Birstall, West Yorkshire-based Bedfords runs a fleet of around 90 trucks and 130 trailers. One of its contracts is with Associated Newspapers, publishers of the Daily Mail and Metro. Fleet engineer Steve Hollingsworth explains that the contract stipulates that Bedfords must ensure that it has bountiful fuel stocks in order to minimise the risk of disruption to newspaper distribution. “Our tank has a capacity of 150,000 litres and we buy about 37,000 litres each week,” says Hollingsworth. That means Bedfords can hold up to a month’s-worth of fuel, giving a good margin to guard against most eventualities. Nor does the company stint on the management system needed to control that fuel, using Triscan’s Apollo fuel-island controller and Odyssey management software. Bedfords also opted for Triscan’s Kisskey system, which means that drivers do not have to enter truck odometer readings manually when they draw fuel. Instead, the distance is derived from the tachograph and transmitted to an on-board device in the cab. The driver touches the Kisskey fob on this and then on the matching pad on the fuel-island controller to communicate the reading. “It’s a fantastic system,” says Hollingsworth. “It eliminates all errors we used to get when mileages were entered manually.” He adds, “It’s a pity we can’t get the same level of accuracy when drivers use fuel cards and we are relying on cashiers at fuel stations to enter the right figures!”
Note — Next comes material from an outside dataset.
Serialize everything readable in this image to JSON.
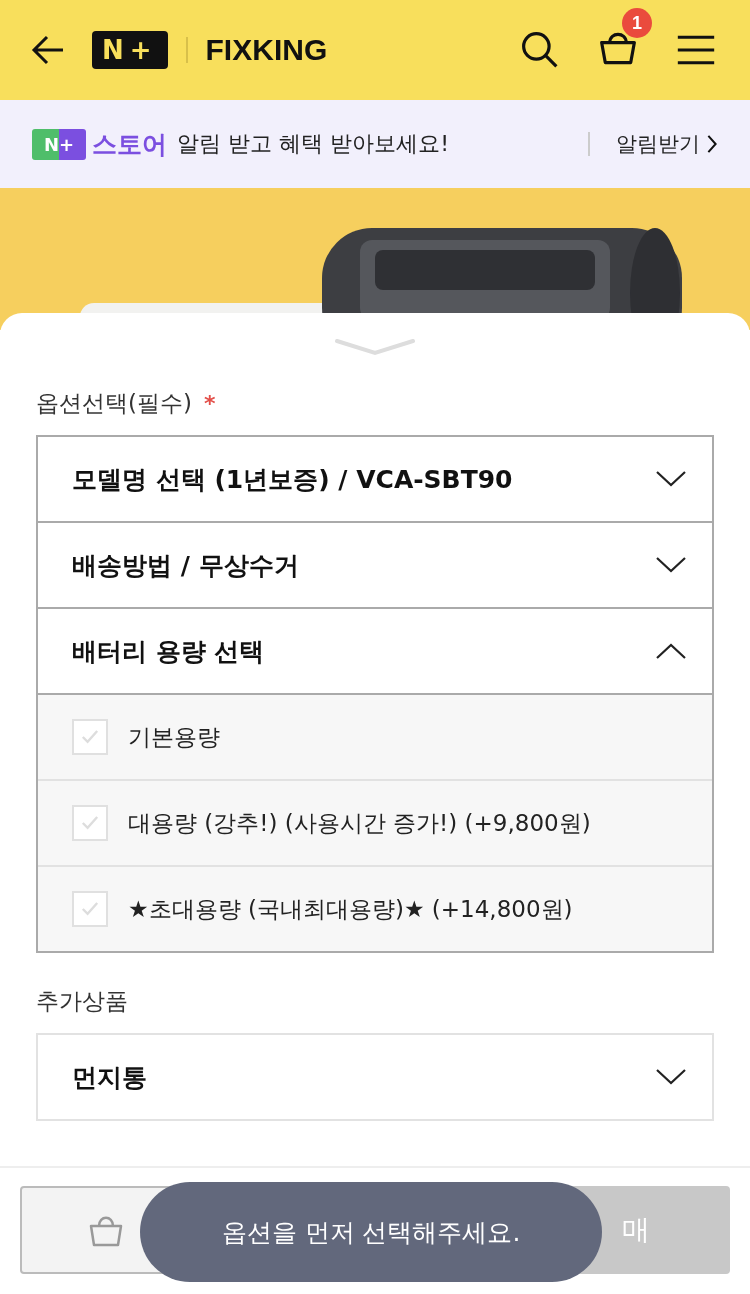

Bedfords currently runs the Triscan Odyssey fuel management software on its own in-house computer, but that could change in the future. Hollingsworth says the company is looking at its whole telematics strategy and it possible that as part of that review Bedfords may switch to the web-based version of Odyssey, making its fuel stock and usage information online.


Fagan & Whalley

Paul Reyner, general manager at the big Lancashire-based haulier Fagan & Whalley checks the fuel price every day. The company has a 120,000-litre bulk diesel tank on its site in Padiham near Burney, supplied eight years ago by Ledbury Welding & Engineering. Since then, additional sites have been acquired, giving Fagan & Whalley a total fuel capacity of around 250,000 litres. Reyner says he values every litre of that capacity and ideally would like to be able to hold even more if possible.

Fagan & Whalley entrusts its drivers to enter the correct vehicle odometer readings when drawing fuel.

“It allows us to play the market when we are buying fuel, holding off when prices are high and stocking-up when they improve.” Hence the daily fuel price check. He reckons the bulk fuel he purchases is 2p-3p/litre cheaper on average than that purchased by the company’s drivers using fuel cards.

Ledbury Welding & Engineering constructed Fagan & Whalley’s 120,000-litre diesel tank, shown here during installation in 2004.

The Fueltek fuel management system at Padiham depends on drivers keying-in their vehicle odometer readings, rather than capturing the data automatically. Reyner does not see that as a disadvantage. “We have good drivers and we don’t get many errors, so I don’t think it’s a problem.”


Useful Links

Cameron Forecourt
Centaur Fuel Management
Cookson & Zinn
Commercial Fuel Solutions
County Pumps
Environment Agency – Pollution Prevention Guidelines (PPG)
Harlequin Plastics
JA Envirotanks
Ledbury Welding & Engineering
Titan Oil Tanks
Triscan Systems

Tuffa Tanks